THE PROBLEM
For the entries below, state how many lines contain the word "name" and add nothing else.

[Opening DATASET EXCERPTS section]

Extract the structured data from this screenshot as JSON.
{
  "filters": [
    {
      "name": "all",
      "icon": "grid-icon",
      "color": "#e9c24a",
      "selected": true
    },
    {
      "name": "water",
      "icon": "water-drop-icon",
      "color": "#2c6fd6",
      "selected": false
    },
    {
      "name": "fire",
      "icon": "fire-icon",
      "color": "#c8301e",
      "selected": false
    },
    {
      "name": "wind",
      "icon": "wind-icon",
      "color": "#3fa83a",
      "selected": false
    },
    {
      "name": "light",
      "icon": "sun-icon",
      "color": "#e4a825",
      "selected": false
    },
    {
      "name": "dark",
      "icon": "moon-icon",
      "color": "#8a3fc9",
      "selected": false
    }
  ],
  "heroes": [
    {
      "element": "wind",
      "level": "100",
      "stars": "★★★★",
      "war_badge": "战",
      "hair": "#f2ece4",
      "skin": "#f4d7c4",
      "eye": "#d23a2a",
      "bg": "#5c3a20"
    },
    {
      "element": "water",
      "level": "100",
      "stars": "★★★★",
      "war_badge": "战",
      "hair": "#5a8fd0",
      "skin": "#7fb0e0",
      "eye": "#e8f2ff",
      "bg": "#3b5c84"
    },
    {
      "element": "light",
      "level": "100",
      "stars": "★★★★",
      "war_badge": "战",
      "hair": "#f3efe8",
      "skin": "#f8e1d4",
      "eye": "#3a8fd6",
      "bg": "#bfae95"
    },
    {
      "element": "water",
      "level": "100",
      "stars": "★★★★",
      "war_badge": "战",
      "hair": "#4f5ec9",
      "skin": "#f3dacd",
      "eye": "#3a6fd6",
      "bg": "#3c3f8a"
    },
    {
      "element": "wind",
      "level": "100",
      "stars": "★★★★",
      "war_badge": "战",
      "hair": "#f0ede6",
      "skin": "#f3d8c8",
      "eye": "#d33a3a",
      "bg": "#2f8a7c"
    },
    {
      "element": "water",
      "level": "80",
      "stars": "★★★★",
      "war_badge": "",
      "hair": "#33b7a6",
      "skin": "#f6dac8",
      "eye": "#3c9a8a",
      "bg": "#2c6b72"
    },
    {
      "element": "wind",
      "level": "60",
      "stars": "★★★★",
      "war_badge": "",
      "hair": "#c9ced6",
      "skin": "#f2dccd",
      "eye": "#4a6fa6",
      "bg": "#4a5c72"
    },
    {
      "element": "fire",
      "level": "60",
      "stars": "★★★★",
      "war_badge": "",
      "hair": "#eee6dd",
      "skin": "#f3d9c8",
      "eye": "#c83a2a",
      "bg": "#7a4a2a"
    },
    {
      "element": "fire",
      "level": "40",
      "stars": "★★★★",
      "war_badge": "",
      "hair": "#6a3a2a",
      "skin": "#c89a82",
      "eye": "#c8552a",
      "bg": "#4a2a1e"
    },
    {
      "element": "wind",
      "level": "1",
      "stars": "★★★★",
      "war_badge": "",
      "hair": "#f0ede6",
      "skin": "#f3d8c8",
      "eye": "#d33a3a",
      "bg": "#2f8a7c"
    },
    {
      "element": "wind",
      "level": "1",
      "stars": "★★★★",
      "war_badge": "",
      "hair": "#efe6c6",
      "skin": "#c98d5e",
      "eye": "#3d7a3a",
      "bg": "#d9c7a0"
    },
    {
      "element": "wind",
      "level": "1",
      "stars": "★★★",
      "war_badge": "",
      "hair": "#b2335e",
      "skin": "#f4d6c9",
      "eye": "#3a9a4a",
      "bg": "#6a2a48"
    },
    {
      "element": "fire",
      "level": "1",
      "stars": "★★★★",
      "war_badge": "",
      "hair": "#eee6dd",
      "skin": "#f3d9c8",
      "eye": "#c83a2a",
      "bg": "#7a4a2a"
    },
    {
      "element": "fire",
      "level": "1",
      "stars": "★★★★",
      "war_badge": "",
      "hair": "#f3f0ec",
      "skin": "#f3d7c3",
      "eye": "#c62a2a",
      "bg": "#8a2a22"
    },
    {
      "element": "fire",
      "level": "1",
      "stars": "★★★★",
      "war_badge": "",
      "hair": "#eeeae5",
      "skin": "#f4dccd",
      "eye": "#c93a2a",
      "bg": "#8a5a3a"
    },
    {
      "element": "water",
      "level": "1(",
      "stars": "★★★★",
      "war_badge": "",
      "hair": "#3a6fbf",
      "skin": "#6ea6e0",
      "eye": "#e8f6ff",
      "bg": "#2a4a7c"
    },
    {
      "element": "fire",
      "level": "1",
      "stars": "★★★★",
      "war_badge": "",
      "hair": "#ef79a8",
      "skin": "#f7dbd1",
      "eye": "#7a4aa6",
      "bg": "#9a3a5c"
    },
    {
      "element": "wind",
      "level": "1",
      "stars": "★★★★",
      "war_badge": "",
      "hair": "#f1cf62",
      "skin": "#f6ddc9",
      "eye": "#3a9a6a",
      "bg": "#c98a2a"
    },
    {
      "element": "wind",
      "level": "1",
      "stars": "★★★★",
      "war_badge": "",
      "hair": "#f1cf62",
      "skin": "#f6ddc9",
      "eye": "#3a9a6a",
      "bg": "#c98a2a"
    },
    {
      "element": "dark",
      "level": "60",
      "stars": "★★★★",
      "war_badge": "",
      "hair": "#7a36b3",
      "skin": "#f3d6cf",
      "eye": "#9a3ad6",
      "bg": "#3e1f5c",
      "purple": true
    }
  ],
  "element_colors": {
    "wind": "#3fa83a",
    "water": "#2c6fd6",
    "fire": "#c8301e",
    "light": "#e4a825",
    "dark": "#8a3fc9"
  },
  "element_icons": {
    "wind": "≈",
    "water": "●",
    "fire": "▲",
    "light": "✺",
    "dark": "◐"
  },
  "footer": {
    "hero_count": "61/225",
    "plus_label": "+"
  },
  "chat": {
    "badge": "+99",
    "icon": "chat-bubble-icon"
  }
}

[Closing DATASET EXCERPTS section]

ANSWER FOR THIS EXERCISE
6